Brief → Give the data again exactly as written, skipping any pictures.

Records excerpted from a collection:
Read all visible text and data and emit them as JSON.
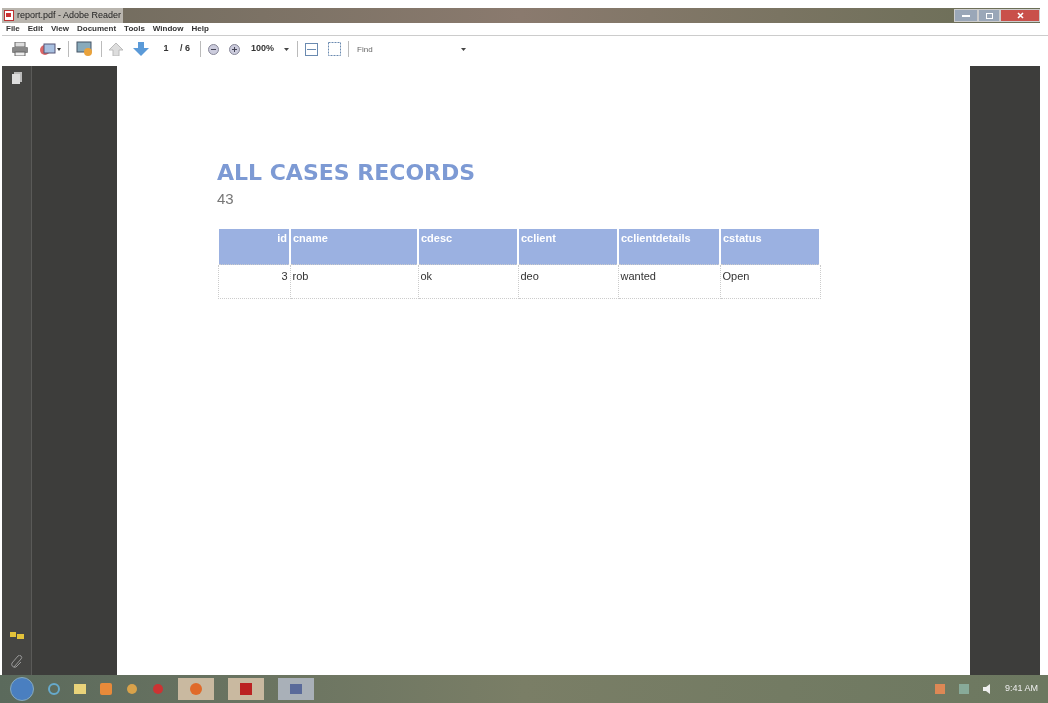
{
  "window": {
    "title": "report.pdf - Adobe Reader"
  },
  "menu": [
    "File",
    "Edit",
    "View",
    "Document",
    "Tools",
    "Window",
    "Help"
  ],
  "toolbar": {
    "page_number": "1",
    "page_total": "/ 6",
    "zoom": "100%",
    "find": {
      "placeholder": "Find"
    }
  },
  "document": {
    "title": "ALL CASES RECORDS",
    "count": "43",
    "table": {
      "columns": [
        "id",
        "cname",
        "cdesc",
        "cclient",
        "cclientdetails",
        "cstatus"
      ],
      "rows": [
        [
          "3",
          "rob",
          "ok",
          "deo",
          "wanted",
          "Open"
        ]
      ]
    }
  },
  "taskbar": {
    "clock": "9:41 AM"
  }
}
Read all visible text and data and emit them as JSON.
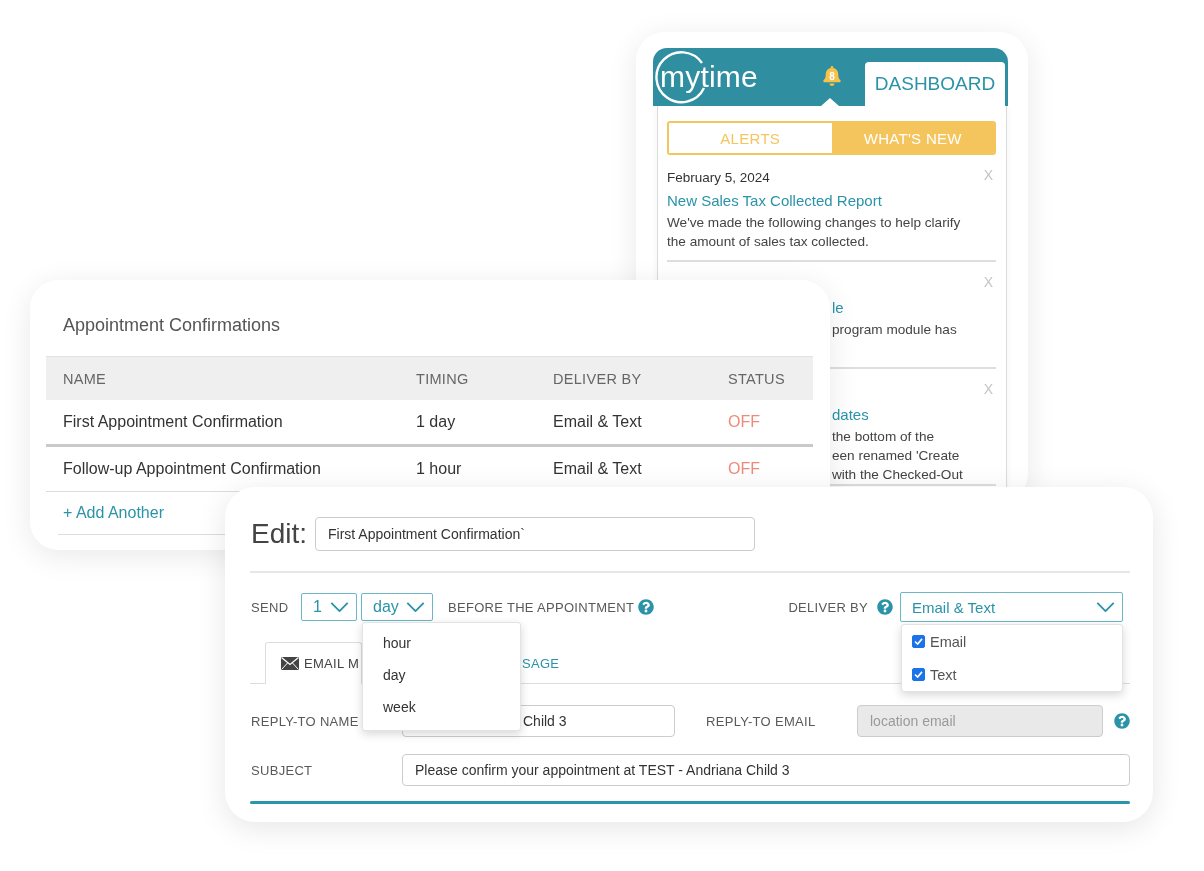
{
  "notifications_panel": {
    "logo": "mytime",
    "bell_count": "8",
    "nav_tab": {
      "label": "DASHBOARD",
      "selected": true
    },
    "tabs": [
      {
        "label": "ALERTS",
        "selected": false
      },
      {
        "label": "WHAT'S NEW",
        "selected": true
      }
    ],
    "items": [
      {
        "date": "February 5, 2024",
        "close": "X",
        "title": "New Sales Tax Collected Report",
        "body_lines": [
          "We've made the following changes to help clarify",
          "the amount of sales tax collected."
        ]
      },
      {
        "close": "X",
        "title": "le",
        "body_lines": [
          "program module has"
        ]
      },
      {
        "close": "X",
        "title": "dates",
        "body_lines": [
          "the bottom of the",
          "een renamed 'Create",
          "with the Checked-Out"
        ]
      }
    ]
  },
  "confirmations": {
    "title": "Appointment Confirmations",
    "columns": [
      "NAME",
      "TIMING",
      "DELIVER BY",
      "STATUS"
    ],
    "rows": [
      {
        "name": "First Appointment Confirmation",
        "timing": "1 day",
        "deliver_by": "Email & Text",
        "status": "OFF",
        "on": false
      },
      {
        "name": "Follow-up Appointment Confirmation",
        "timing": "1 hour",
        "deliver_by": "Email & Text",
        "status": "OFF",
        "on": false
      }
    ],
    "add_link": "+ Add Another"
  },
  "edit_form": {
    "heading": "Edit:",
    "name_field": {
      "value": "First Appointment Confirmation`"
    },
    "send_label": "SEND",
    "count_select": {
      "value": "1"
    },
    "unit_select": {
      "value": "day",
      "expanded": true,
      "options": [
        "hour",
        "day",
        "week"
      ]
    },
    "before_label": "BEFORE THE APPOINTMENT",
    "deliver_label": "DELIVER BY",
    "deliver_select": {
      "value": "Email & Text",
      "expanded": true,
      "options": [
        {
          "label": "Email",
          "checked": true
        },
        {
          "label": "Text",
          "checked": true
        }
      ]
    },
    "tabs": [
      {
        "label": "EMAIL M",
        "selected": true
      },
      {
        "label": "SAGE",
        "selected": false
      }
    ],
    "reply_name": {
      "label": "REPLY-TO NAME",
      "value": "Child 3"
    },
    "reply_email": {
      "label": "REPLY-TO EMAIL",
      "placeholder": "location email",
      "disabled": true
    },
    "subject": {
      "label": "SUBJECT",
      "value": "Please confirm your appointment at TEST - Andriana Child 3"
    }
  }
}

Answer to this exercise →
Read all visible text and data and emit them as JSON.
{
  "window": {
    "title": "report.pdf - Adobe Reader"
  },
  "menu": [
    "File",
    "Edit",
    "View",
    "Document",
    "Tools",
    "Window",
    "Help"
  ],
  "toolbar": {
    "page_number": "1",
    "page_total": "/ 6",
    "zoom": "100%",
    "find": {
      "placeholder": "Find"
    }
  },
  "document": {
    "title": "ALL CASES RECORDS",
    "count": "43",
    "table": {
      "columns": [
        "id",
        "cname",
        "cdesc",
        "cclient",
        "cclientdetails",
        "cstatus"
      ],
      "rows": [
        [
          "3",
          "rob",
          "ok",
          "deo",
          "wanted",
          "Open"
        ]
      ]
    }
  },
  "taskbar": {
    "clock": "9:41 AM"
  }
}
Read all visible text and data and emit them as JSON.
{
  "notifications_panel": {
    "logo": "mytime",
    "bell_count": "8",
    "nav_tab": {
      "label": "DASHBOARD",
      "selected": true
    },
    "tabs": [
      {
        "label": "ALERTS",
        "selected": false
      },
      {
        "label": "WHAT'S NEW",
        "selected": true
      }
    ],
    "items": [
      {
        "date": "February 5, 2024",
        "close": "X",
        "title": "New Sales Tax Collected Report",
        "body_lines": [
          "We've made the following changes to help clarify",
          "the amount of sales tax collected."
        ]
      },
      {
        "close": "X",
        "title": "le",
        "body_lines": [
          "program module has"
        ]
      },
      {
        "close": "X",
        "title": "dates",
        "body_lines": [
          "the bottom of the",
          "een renamed 'Create",
          "with the Checked-Out"
        ]
      }
    ]
  },
  "confirmations": {
    "title": "Appointment Confirmations",
    "columns": [
      "NAME",
      "TIMING",
      "DELIVER BY",
      "STATUS"
    ],
    "rows": [
      {
        "name": "First Appointment Confirmation",
        "timing": "1 day",
        "deliver_by": "Email & Text",
        "status": "OFF",
        "on": false
      },
      {
        "name": "Follow-up Appointment Confirmation",
        "timing": "1 hour",
        "deliver_by": "Email & Text",
        "status": "OFF",
        "on": false
      }
    ],
    "add_link": "+ Add Another"
  },
  "edit_form": {
    "heading": "Edit:",
    "name_field": {
      "value": "First Appointment Confirmation`"
    },
    "send_label": "SEND",
    "count_select": {
      "value": "1"
    },
    "unit_select": {
      "value": "day",
      "expanded": true,
      "options": [
        "hour",
        "day",
        "week"
      ]
    },
    "before_label": "BEFORE THE APPOINTMENT",
    "deliver_label": "DELIVER BY",
    "deliver_select": {
      "value": "Email & Text",
      "expanded": true,
      "options": [
        {
          "label": "Email",
          "checked": true
        },
        {
          "label": "Text",
          "checked": true
        }
      ]
    },
    "tabs": [
      {
        "label": "EMAIL M",
        "selected": true
      },
      {
        "label": "SAGE",
        "selected": false
      }
    ],
    "reply_name": {
      "label": "REPLY-TO NAME",
      "value": "Child 3"
    },
    "reply_email": {
      "label": "REPLY-TO EMAIL",
      "placeholder": "location email",
      "disabled": true
    },
    "subject": {
      "label": "SUBJECT",
      "value": "Please confirm your appointment at TEST - Andriana Child 3"
    }
  }
}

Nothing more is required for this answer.